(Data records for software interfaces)
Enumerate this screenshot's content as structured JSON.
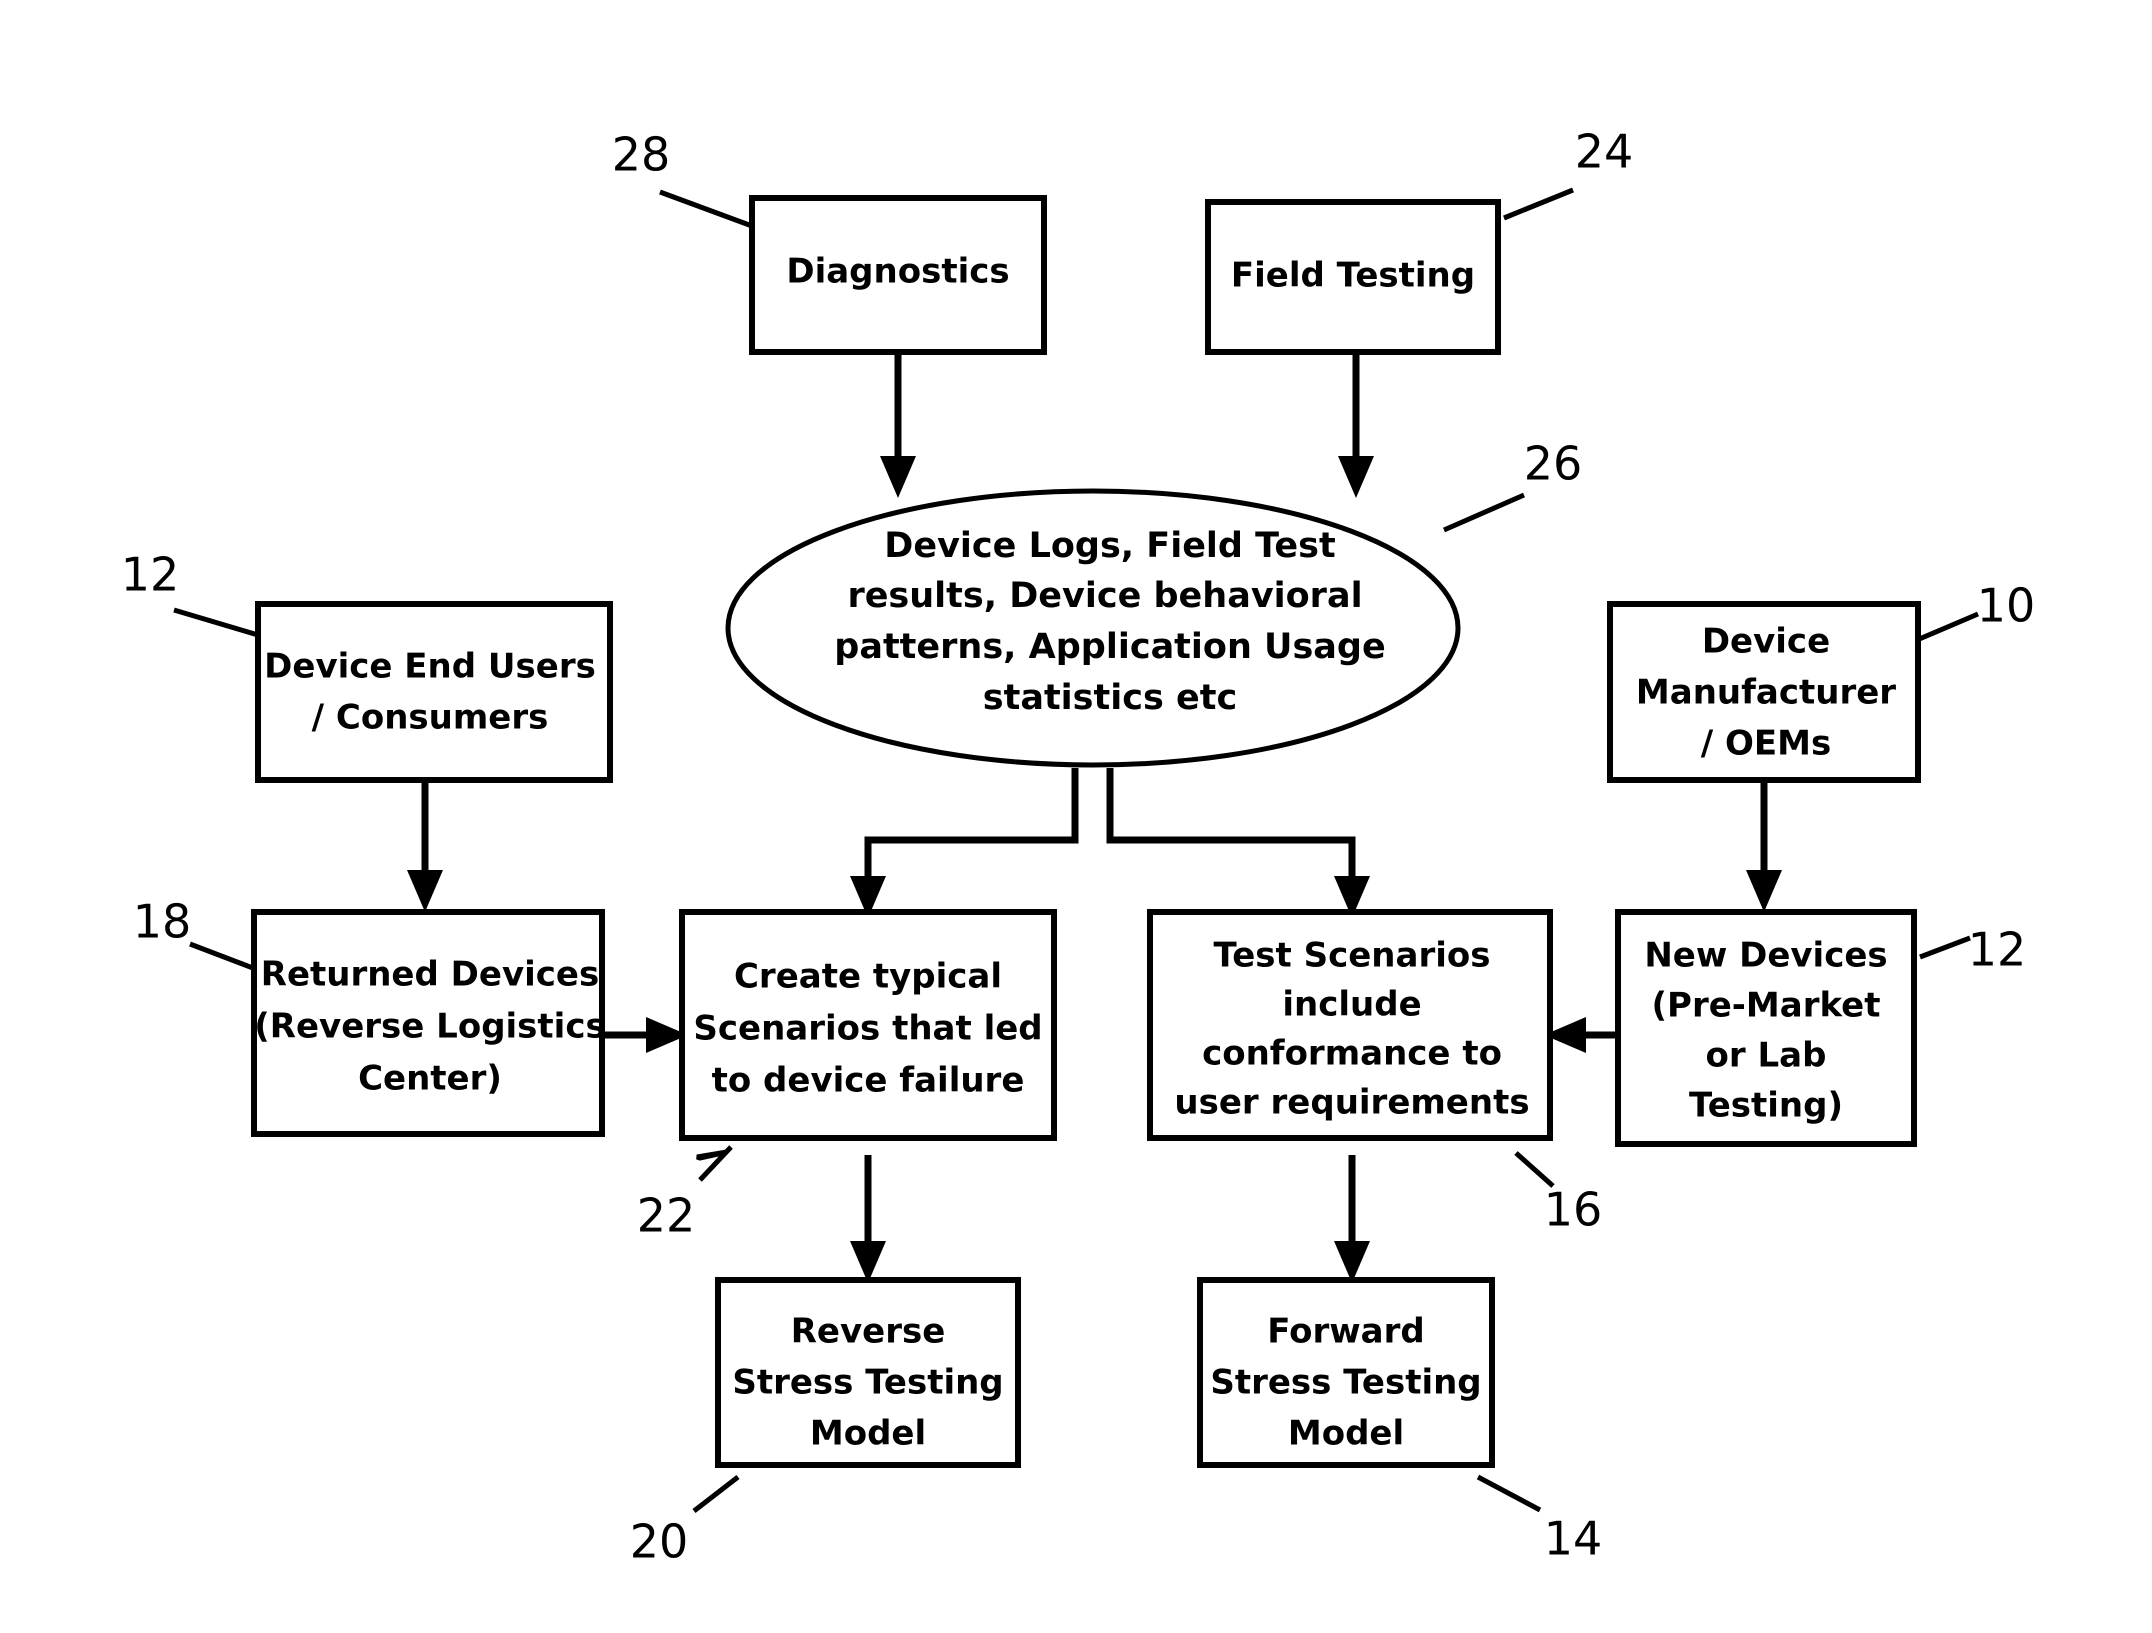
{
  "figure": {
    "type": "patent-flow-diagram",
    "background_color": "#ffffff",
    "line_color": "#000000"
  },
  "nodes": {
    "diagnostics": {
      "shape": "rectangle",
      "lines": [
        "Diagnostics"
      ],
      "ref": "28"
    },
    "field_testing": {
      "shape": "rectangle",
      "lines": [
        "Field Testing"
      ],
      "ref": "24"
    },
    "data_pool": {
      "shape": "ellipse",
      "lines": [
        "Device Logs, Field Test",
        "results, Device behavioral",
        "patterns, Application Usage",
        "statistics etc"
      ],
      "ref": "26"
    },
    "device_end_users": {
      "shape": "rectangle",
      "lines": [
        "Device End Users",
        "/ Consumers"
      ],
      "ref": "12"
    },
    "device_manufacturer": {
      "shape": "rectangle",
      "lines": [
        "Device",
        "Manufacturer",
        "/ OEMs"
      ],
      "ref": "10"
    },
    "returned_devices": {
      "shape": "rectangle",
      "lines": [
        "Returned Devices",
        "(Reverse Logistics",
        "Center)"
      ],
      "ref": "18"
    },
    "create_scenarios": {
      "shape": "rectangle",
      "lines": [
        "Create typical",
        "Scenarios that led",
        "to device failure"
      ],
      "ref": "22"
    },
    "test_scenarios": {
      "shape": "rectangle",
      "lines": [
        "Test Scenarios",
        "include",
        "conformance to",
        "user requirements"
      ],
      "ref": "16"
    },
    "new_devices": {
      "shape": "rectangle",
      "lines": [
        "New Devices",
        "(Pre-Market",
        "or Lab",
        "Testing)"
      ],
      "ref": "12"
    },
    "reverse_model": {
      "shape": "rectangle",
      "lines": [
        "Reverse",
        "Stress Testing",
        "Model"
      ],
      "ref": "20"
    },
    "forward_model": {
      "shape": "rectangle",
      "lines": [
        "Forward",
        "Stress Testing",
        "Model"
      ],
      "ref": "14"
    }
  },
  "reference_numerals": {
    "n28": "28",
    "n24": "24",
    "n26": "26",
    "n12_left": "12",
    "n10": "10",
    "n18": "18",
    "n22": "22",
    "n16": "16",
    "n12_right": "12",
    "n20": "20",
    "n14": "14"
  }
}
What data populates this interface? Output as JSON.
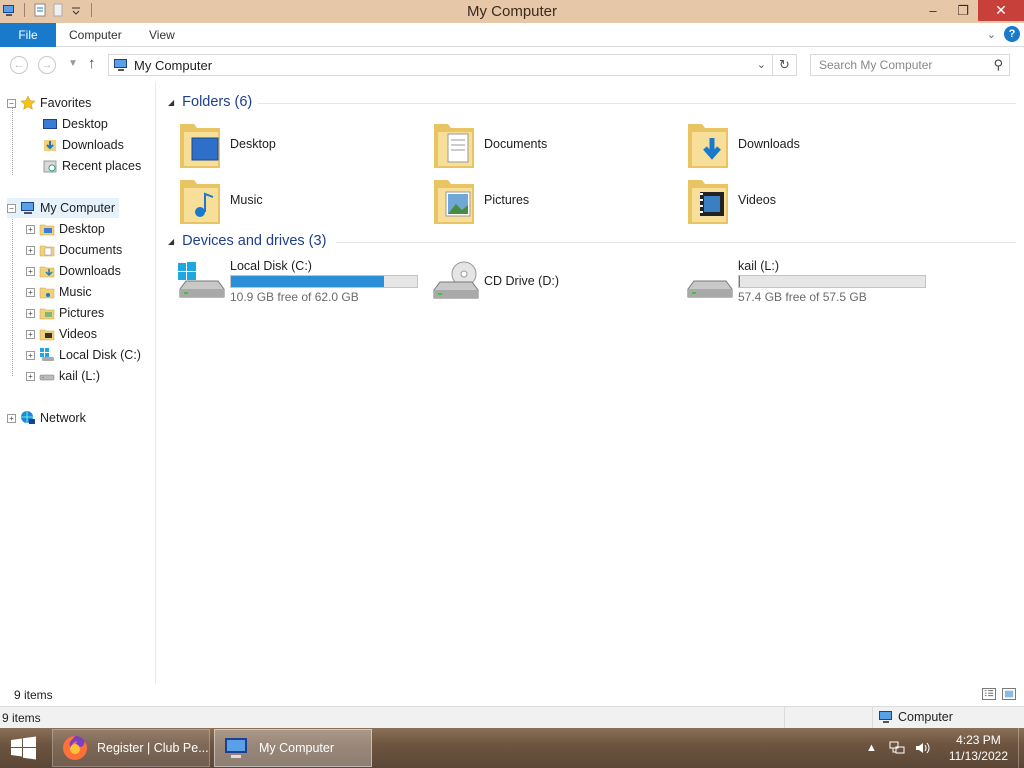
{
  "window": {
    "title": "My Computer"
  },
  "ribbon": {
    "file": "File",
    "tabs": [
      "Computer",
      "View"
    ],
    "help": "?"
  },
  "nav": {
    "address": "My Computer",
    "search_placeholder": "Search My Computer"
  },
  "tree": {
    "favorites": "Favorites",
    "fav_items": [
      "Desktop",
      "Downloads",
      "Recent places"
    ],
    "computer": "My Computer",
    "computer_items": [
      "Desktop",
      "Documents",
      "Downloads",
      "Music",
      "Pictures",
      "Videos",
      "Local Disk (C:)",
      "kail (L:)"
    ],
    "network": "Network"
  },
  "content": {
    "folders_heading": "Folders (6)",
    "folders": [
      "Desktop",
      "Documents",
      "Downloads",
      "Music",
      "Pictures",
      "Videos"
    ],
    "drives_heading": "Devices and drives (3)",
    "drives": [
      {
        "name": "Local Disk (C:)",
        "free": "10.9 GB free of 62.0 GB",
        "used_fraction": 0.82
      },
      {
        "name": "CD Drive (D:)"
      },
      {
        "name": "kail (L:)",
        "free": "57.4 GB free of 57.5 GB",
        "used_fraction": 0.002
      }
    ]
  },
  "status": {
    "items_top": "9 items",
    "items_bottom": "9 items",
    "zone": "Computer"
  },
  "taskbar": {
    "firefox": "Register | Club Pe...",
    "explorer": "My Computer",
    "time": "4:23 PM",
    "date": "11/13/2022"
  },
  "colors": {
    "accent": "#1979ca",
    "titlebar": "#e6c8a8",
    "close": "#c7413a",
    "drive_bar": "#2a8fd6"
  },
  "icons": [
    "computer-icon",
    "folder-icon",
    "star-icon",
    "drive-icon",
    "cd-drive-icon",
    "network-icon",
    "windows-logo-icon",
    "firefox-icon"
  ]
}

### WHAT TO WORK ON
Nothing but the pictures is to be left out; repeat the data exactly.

### FINISHED EXERCISE
Enumerate this screenshot's content as structured JSON.
{
  "figure": {
    "type": "patent-flow-diagram",
    "background_color": "#ffffff",
    "line_color": "#000000"
  },
  "nodes": {
    "diagnostics": {
      "shape": "rectangle",
      "lines": [
        "Diagnostics"
      ],
      "ref": "28"
    },
    "field_testing": {
      "shape": "rectangle",
      "lines": [
        "Field Testing"
      ],
      "ref": "24"
    },
    "data_pool": {
      "shape": "ellipse",
      "lines": [
        "Device Logs, Field Test",
        "results, Device behavioral",
        "patterns, Application Usage",
        "statistics etc"
      ],
      "ref": "26"
    },
    "device_end_users": {
      "shape": "rectangle",
      "lines": [
        "Device End Users",
        "/ Consumers"
      ],
      "ref": "12"
    },
    "device_manufacturer": {
      "shape": "rectangle",
      "lines": [
        "Device",
        "Manufacturer",
        "/ OEMs"
      ],
      "ref": "10"
    },
    "returned_devices": {
      "shape": "rectangle",
      "lines": [
        "Returned Devices",
        "(Reverse Logistics",
        "Center)"
      ],
      "ref": "18"
    },
    "create_scenarios": {
      "shape": "rectangle",
      "lines": [
        "Create typical",
        "Scenarios that led",
        "to device failure"
      ],
      "ref": "22"
    },
    "test_scenarios": {
      "shape": "rectangle",
      "lines": [
        "Test Scenarios",
        "include",
        "conformance to",
        "user requirements"
      ],
      "ref": "16"
    },
    "new_devices": {
      "shape": "rectangle",
      "lines": [
        "New Devices",
        "(Pre-Market",
        "or Lab",
        "Testing)"
      ],
      "ref": "12"
    },
    "reverse_model": {
      "shape": "rectangle",
      "lines": [
        "Reverse",
        "Stress Testing",
        "Model"
      ],
      "ref": "20"
    },
    "forward_model": {
      "shape": "rectangle",
      "lines": [
        "Forward",
        "Stress Testing",
        "Model"
      ],
      "ref": "14"
    }
  },
  "reference_numerals": {
    "n28": "28",
    "n24": "24",
    "n26": "26",
    "n12_left": "12",
    "n10": "10",
    "n18": "18",
    "n22": "22",
    "n16": "16",
    "n12_right": "12",
    "n20": "20",
    "n14": "14"
  }
}
What data populates this interface? Output as JSON.
{
  "window": {
    "title": "My Computer"
  },
  "ribbon": {
    "file": "File",
    "tabs": [
      "Computer",
      "View"
    ],
    "help": "?"
  },
  "nav": {
    "address": "My Computer",
    "search_placeholder": "Search My Computer"
  },
  "tree": {
    "favorites": "Favorites",
    "fav_items": [
      "Desktop",
      "Downloads",
      "Recent places"
    ],
    "computer": "My Computer",
    "computer_items": [
      "Desktop",
      "Documents",
      "Downloads",
      "Music",
      "Pictures",
      "Videos",
      "Local Disk (C:)",
      "kail (L:)"
    ],
    "network": "Network"
  },
  "content": {
    "folders_heading": "Folders (6)",
    "folders": [
      "Desktop",
      "Documents",
      "Downloads",
      "Music",
      "Pictures",
      "Videos"
    ],
    "drives_heading": "Devices and drives (3)",
    "drives": [
      {
        "name": "Local Disk (C:)",
        "free": "10.9 GB free of 62.0 GB",
        "used_fraction": 0.82
      },
      {
        "name": "CD Drive (D:)"
      },
      {
        "name": "kail (L:)",
        "free": "57.4 GB free of 57.5 GB",
        "used_fraction": 0.002
      }
    ]
  },
  "status": {
    "items_top": "9 items",
    "items_bottom": "9 items",
    "zone": "Computer"
  },
  "taskbar": {
    "firefox": "Register | Club Pe...",
    "explorer": "My Computer",
    "time": "4:23 PM",
    "date": "11/13/2022"
  },
  "colors": {
    "accent": "#1979ca",
    "titlebar": "#e6c8a8",
    "close": "#c7413a",
    "drive_bar": "#2a8fd6"
  },
  "icons": [
    "computer-icon",
    "folder-icon",
    "star-icon",
    "drive-icon",
    "cd-drive-icon",
    "network-icon",
    "windows-logo-icon",
    "firefox-icon"
  ]
}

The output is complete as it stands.